The digital magazine itself was launched late last year and an app version was released in April of this year. The magazine is, I would assume, aimed at designers and retailers who would use the line of crystals in their own jewelry creations. Like other B2B magazines, the editorial focuses on those end-users, the designers.

The iPad version of the magazine is interesting in that their is one native tablet design being used, yet the app supports portrait and landscape. The layouts look most natural in portrait, yet may be easier to read in landscape. Font choices, therefore, seem to be a compromise between the small size seen in portrait and the blown up sizes seen in landscape. (The video below shows landscape.)

The app and its issues are free to download and access, of course.

The download for the latest issue is rather slow, and while the September issue can be found online it has yet to appear in the iPad app's library.

The tablet edition and online magazines are identical in content right down to the photographs that can be enlarged with a tap (or click). Since there is no print version of the magazine, the designs are native all the way, which makes the reading experience much better than most magazines converted from an online version.
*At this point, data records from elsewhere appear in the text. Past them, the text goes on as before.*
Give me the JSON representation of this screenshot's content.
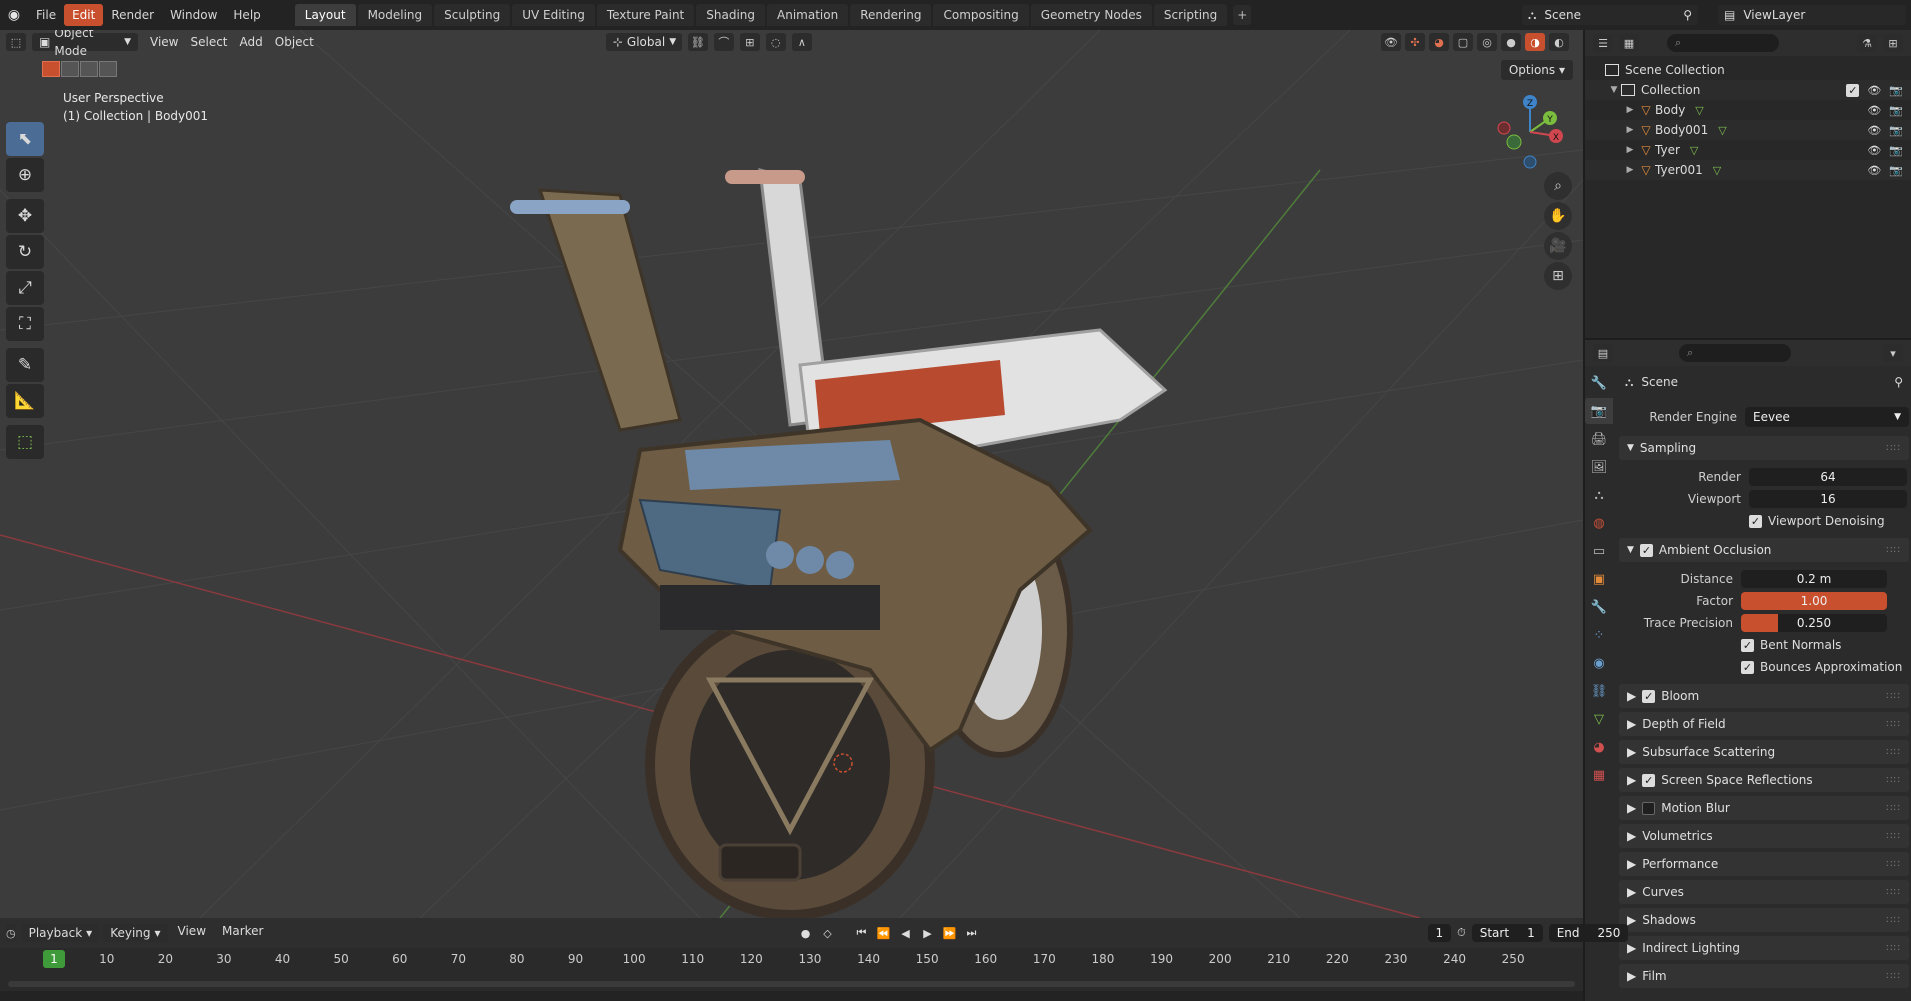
{
  "topbar": {
    "menus": [
      "File",
      "Edit",
      "Render",
      "Window",
      "Help"
    ],
    "active_menu": "Edit",
    "workspaces": [
      "Layout",
      "Modeling",
      "Sculpting",
      "UV Editing",
      "Texture Paint",
      "Shading",
      "Animation",
      "Rendering",
      "Compositing",
      "Geometry Nodes",
      "Scripting"
    ],
    "active_workspace": "Layout",
    "add_workspace": "+",
    "scene": "Scene",
    "view_layer": "ViewLayer"
  },
  "viewport": {
    "mode": "Object Mode",
    "menus": [
      "View",
      "Select",
      "Add",
      "Object"
    ],
    "orientation": "Global",
    "view_name": "User Perspective",
    "view_context": "(1) Collection | Body001",
    "options": "Options",
    "gizmo_axes": {
      "x": "X",
      "y": "Y",
      "z": "Z"
    }
  },
  "outliner": {
    "root": "Scene Collection",
    "collection": "Collection",
    "objects": [
      "Body",
      "Body001",
      "Tyer",
      "Tyer001"
    ]
  },
  "properties": {
    "context": "Scene",
    "render_engine_label": "Render Engine",
    "render_engine": "Eevee",
    "sampling": {
      "title": "Sampling",
      "render_label": "Render",
      "render": "64",
      "viewport_label": "Viewport",
      "viewport": "16",
      "denoise_label": "Viewport Denoising"
    },
    "ao": {
      "title": "Ambient Occlusion",
      "distance_label": "Distance",
      "distance": "0.2 m",
      "factor_label": "Factor",
      "factor": "1.00",
      "factor_fraction": 1.0,
      "precision_label": "Trace Precision",
      "precision": "0.250",
      "precision_fraction": 0.25,
      "bent_label": "Bent Normals",
      "bounces_label": "Bounces Approximation"
    },
    "panels": [
      {
        "label": "Bloom",
        "checkbox": true,
        "checked": true
      },
      {
        "label": "Depth of Field",
        "checkbox": false,
        "checked": false
      },
      {
        "label": "Subsurface Scattering",
        "checkbox": false,
        "checked": false
      },
      {
        "label": "Screen Space Reflections",
        "checkbox": true,
        "checked": true
      },
      {
        "label": "Motion Blur",
        "checkbox": true,
        "checked": false
      },
      {
        "label": "Volumetrics",
        "checkbox": false,
        "checked": false
      },
      {
        "label": "Performance",
        "checkbox": false,
        "checked": false
      },
      {
        "label": "Curves",
        "checkbox": false,
        "checked": false
      },
      {
        "label": "Shadows",
        "checkbox": false,
        "checked": false
      },
      {
        "label": "Indirect Lighting",
        "checkbox": false,
        "checked": false
      },
      {
        "label": "Film",
        "checkbox": false,
        "checked": false
      }
    ]
  },
  "timeline": {
    "menus": [
      "Playback",
      "Keying",
      "View",
      "Marker"
    ],
    "current_frame": "1",
    "start_label": "Start",
    "start": "1",
    "end_label": "End",
    "end": "250",
    "ticks": [
      "10",
      "20",
      "30",
      "40",
      "50",
      "60",
      "70",
      "80",
      "90",
      "100",
      "110",
      "120",
      "130",
      "140",
      "150",
      "160",
      "170",
      "180",
      "190",
      "200",
      "210",
      "220",
      "230",
      "240",
      "250"
    ],
    "marker": "1"
  },
  "colors": {
    "accent": "#c8502f",
    "frame_marker": "#3f9b3a",
    "axis_x": "#d0474f",
    "axis_y": "#7bbd3e",
    "axis_z": "#3f84c8"
  }
}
But research shows pretty clearly that readers are not that fond of online magazines, rating them at the bottom of their choices of platforms. Print is still number one, of course, but eReaders/tablets are the next choice, with phones and PCs bringing up the bottom. Much of the research in this area was conducted early on in the life of tbalets so I'd love to see an update of this type of research, but I think that it is safe to say that anyone currently with an online digital magazine would be silly not to launch a tablet version.